Russia's military casualties are approaching 300,000, of which as many as 120,000 are deaths and up to 180,000 are injuries, US officials said last month.

High payments and offers of a fast track to Russian citizenship

A military cadet in front of a billboard promoting contract army service.
A military cadet in front of a billboard promoting contract army service in Saint Petersburg in October 2022.OLGA MALTSEVA/AFP via Getty Images

Russian military-recruitment advertisements have been targeting Armenian and Kazakhstani audiences — mainly ethnic Russians from the Kostanay region — since late June. The ads offer down payments of 495,000 rubles ($5,140) and starting salaries of 190,000 rubles ($1,973).

Migrant workers' statuses are being leveraged.
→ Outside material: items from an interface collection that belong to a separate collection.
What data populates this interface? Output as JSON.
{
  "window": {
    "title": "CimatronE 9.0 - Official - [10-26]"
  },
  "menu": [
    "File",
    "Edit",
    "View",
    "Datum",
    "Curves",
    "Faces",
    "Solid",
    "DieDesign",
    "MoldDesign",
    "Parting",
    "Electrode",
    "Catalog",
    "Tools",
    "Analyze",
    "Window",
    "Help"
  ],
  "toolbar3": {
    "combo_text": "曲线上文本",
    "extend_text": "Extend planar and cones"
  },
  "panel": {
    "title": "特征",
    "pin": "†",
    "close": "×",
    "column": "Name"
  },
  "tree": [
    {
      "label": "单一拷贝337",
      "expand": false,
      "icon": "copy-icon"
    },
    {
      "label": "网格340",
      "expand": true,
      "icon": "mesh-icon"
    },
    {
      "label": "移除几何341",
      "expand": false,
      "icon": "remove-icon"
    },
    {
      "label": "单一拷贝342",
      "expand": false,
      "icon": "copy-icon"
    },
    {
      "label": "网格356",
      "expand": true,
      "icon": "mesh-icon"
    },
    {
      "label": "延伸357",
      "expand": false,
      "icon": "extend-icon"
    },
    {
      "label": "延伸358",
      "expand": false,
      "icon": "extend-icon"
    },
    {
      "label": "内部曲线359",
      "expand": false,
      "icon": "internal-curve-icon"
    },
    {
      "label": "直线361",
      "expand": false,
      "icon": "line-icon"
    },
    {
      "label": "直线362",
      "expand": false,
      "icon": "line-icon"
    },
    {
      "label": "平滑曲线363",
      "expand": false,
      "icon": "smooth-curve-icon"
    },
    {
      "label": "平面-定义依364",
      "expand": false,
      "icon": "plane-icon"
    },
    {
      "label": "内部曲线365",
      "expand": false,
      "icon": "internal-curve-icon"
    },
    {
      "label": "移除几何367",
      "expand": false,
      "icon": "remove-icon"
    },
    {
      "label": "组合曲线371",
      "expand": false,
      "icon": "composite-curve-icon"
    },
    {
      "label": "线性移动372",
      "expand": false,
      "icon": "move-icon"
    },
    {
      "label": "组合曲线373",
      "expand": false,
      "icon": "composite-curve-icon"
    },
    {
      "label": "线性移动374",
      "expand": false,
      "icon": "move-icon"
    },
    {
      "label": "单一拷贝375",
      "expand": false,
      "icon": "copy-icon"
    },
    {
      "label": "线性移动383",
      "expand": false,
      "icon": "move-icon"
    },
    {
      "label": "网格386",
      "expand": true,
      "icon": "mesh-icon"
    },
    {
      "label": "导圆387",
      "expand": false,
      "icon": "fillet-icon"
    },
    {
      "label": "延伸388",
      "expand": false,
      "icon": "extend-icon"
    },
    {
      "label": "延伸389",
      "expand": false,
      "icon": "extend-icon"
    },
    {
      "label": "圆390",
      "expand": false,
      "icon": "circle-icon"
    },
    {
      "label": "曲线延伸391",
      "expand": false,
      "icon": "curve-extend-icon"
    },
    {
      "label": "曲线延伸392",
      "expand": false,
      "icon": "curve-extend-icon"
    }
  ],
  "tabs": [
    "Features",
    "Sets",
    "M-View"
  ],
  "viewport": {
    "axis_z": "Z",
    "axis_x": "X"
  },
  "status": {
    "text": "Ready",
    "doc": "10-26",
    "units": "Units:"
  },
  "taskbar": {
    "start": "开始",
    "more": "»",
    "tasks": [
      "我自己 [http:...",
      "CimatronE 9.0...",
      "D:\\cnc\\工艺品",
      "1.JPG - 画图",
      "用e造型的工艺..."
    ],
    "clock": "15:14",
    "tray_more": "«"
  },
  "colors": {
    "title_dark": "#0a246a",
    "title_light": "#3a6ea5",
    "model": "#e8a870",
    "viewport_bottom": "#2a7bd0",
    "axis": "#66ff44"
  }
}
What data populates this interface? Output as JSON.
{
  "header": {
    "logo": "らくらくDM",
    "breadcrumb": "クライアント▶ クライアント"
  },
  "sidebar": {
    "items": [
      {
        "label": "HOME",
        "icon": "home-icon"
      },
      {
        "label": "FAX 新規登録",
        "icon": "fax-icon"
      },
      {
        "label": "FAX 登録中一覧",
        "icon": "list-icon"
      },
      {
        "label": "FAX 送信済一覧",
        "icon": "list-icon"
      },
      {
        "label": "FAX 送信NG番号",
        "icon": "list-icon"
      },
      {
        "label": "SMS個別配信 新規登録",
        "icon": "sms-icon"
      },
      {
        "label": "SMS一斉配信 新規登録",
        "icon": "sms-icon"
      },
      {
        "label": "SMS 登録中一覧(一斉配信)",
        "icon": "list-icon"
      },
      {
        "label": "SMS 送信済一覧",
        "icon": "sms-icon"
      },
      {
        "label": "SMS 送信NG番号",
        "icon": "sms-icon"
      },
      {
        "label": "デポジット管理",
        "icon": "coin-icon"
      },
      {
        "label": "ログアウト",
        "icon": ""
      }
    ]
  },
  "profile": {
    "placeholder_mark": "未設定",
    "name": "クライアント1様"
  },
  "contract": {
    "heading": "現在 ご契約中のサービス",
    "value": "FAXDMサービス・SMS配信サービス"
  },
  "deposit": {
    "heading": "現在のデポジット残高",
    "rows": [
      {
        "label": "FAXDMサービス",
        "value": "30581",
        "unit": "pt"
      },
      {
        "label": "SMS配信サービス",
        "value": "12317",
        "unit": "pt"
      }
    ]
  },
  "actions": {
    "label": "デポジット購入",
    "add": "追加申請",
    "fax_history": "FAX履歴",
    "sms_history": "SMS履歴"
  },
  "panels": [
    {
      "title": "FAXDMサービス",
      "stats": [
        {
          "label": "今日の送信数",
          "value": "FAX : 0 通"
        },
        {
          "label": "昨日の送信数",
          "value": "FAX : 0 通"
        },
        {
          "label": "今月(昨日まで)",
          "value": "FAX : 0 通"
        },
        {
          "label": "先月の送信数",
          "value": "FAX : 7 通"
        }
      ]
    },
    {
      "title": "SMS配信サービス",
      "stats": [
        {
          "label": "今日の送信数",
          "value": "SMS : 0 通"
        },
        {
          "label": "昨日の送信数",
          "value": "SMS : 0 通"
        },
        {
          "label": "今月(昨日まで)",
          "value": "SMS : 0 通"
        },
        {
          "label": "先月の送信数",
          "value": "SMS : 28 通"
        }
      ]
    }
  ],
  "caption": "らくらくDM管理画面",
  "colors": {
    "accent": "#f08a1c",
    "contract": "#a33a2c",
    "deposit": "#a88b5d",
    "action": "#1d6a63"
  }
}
They are being offered "fast-track citizenship" if they join the fight in Ukraine, with salaries of up to $4,160 on the cards.

Some migrants are being taken advantage of, with Uzbek workers reportedly having their passports confiscated in Russian-occupied Mariupol and being pressured to join the military and fight against Ukraine.

The UK MoD says there are upwards of six million Central Asian migrants in Russia, all of whom are "potential recruits" in the Kremlin's eyes.

Read the original article on Business Insider